According to Risk Based Security‘s 2021 Year End Data Breach Quickview Report, there were 4,145 publicly disclosed breaches throughout 2021, containing over 22 billion records. This is the second-highest number of breached records, after an all-time high the year before. The U.S. was particularly affected, with the number of breaches increasing 10% compared with the previous year. More than 80% of the records exposed throughout 2021 were due to human error, highlighting an ever-increasing need for cybersecurity education, as well as for highly skilled and trained cybersecurity professionals. [Learn how to recover from a data breach.]

If you’re serious about advancing your career in the IT field and are interested in specializing in security, certification is a great choice. It’s an effective way to validate your skills and show a current or prospective employer that you’re qualified and properly trained. If you’re a business owner, hiring certified professionals and skilled IT managers can help prevent cyberattacks and provide confidence that your company’s security is in the right hands. In the meantime, review our quick cybersecurity tips to Strengthen your company’s protection.

Jeremy Bender contributed to the writing and research in this article.

Mon, 10 Oct 2022 12:01:00 -0500 en text/html https://www.businessnewsdaily.com/10708-information-security-certifications.html
Killexams : Best free PDF to Word converters in 2022

The best free PDF to Word converters make it simple and easy to convert Adobe files to .doc files for use in Microsoft applications.

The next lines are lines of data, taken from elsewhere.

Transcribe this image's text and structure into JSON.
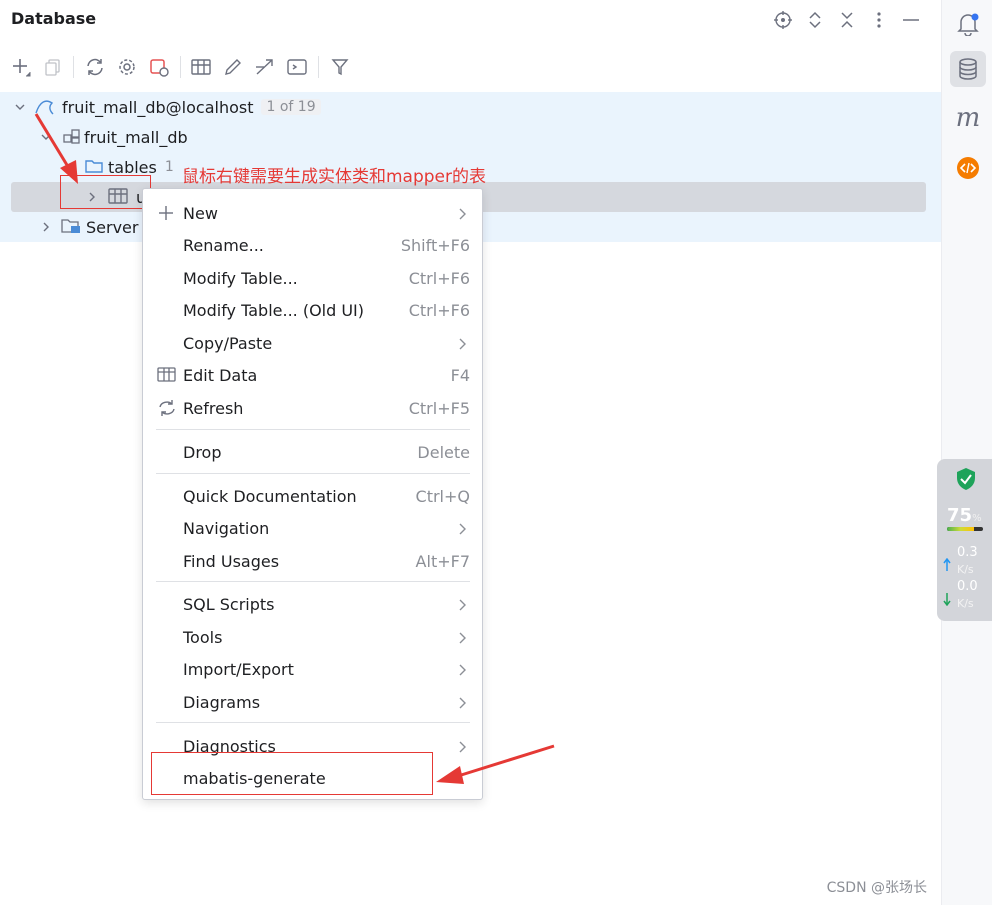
{
  "header": {
    "title": "Database"
  },
  "tree": {
    "connection": {
      "label": "fruit_mall_db@localhost",
      "counter": "1 of 19"
    },
    "schema": {
      "label": "fruit_mall_db"
    },
    "tables": {
      "label": "tables",
      "count": "1"
    },
    "table_row": {
      "label": "u"
    },
    "server": {
      "label": "Server"
    }
  },
  "annotation": {
    "text": "鼠标右键需要生成实体类和mapper的表"
  },
  "context_menu": {
    "new": {
      "label": "New"
    },
    "rename": {
      "label": "Rename...",
      "shortcut": "Shift+F6"
    },
    "modify_table": {
      "label": "Modify Table...",
      "shortcut": "Ctrl+F6"
    },
    "modify_table_old": {
      "label": "Modify Table... (Old UI)",
      "shortcut": "Ctrl+F6"
    },
    "copy_paste": {
      "label": "Copy/Paste"
    },
    "edit_data": {
      "label": "Edit Data",
      "shortcut": "F4"
    },
    "refresh": {
      "label": "Refresh",
      "shortcut": "Ctrl+F5"
    },
    "drop": {
      "label": "Drop",
      "shortcut": "Delete"
    },
    "quick_doc": {
      "label": "Quick Documentation",
      "shortcut": "Ctrl+Q"
    },
    "navigation": {
      "label": "Navigation"
    },
    "find_usages": {
      "label": "Find Usages",
      "shortcut": "Alt+F7"
    },
    "sql_scripts": {
      "label": "SQL Scripts"
    },
    "tools": {
      "label": "Tools"
    },
    "import_export": {
      "label": "Import/Export"
    },
    "diagrams": {
      "label": "Diagrams"
    },
    "diagnostics": {
      "label": "Diagnostics"
    },
    "mabatis_generate": {
      "label": "mabatis-generate"
    }
  },
  "rightbar": {
    "m_label": "m"
  },
  "monitor": {
    "percent": "75",
    "percent_unit": "%",
    "fill_fraction": 0.75,
    "upload": "0.3",
    "upload_unit": "K/s",
    "download": "0.0",
    "download_unit": "K/s"
  },
  "watermark": "CSDN @张场长",
  "colors": {
    "accent": "#3574f0",
    "annotation_red": "#e53935",
    "selection": "#d5d8de",
    "tree_bg": "#eaf4fd"
  }
}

The PDF format, aka Portable Document Format, was developed by Adobe for easier sharing between operating systems and computers with limited editing and modification. Of course, they may be simpler to share or print, but they’re much harder to edit without special software.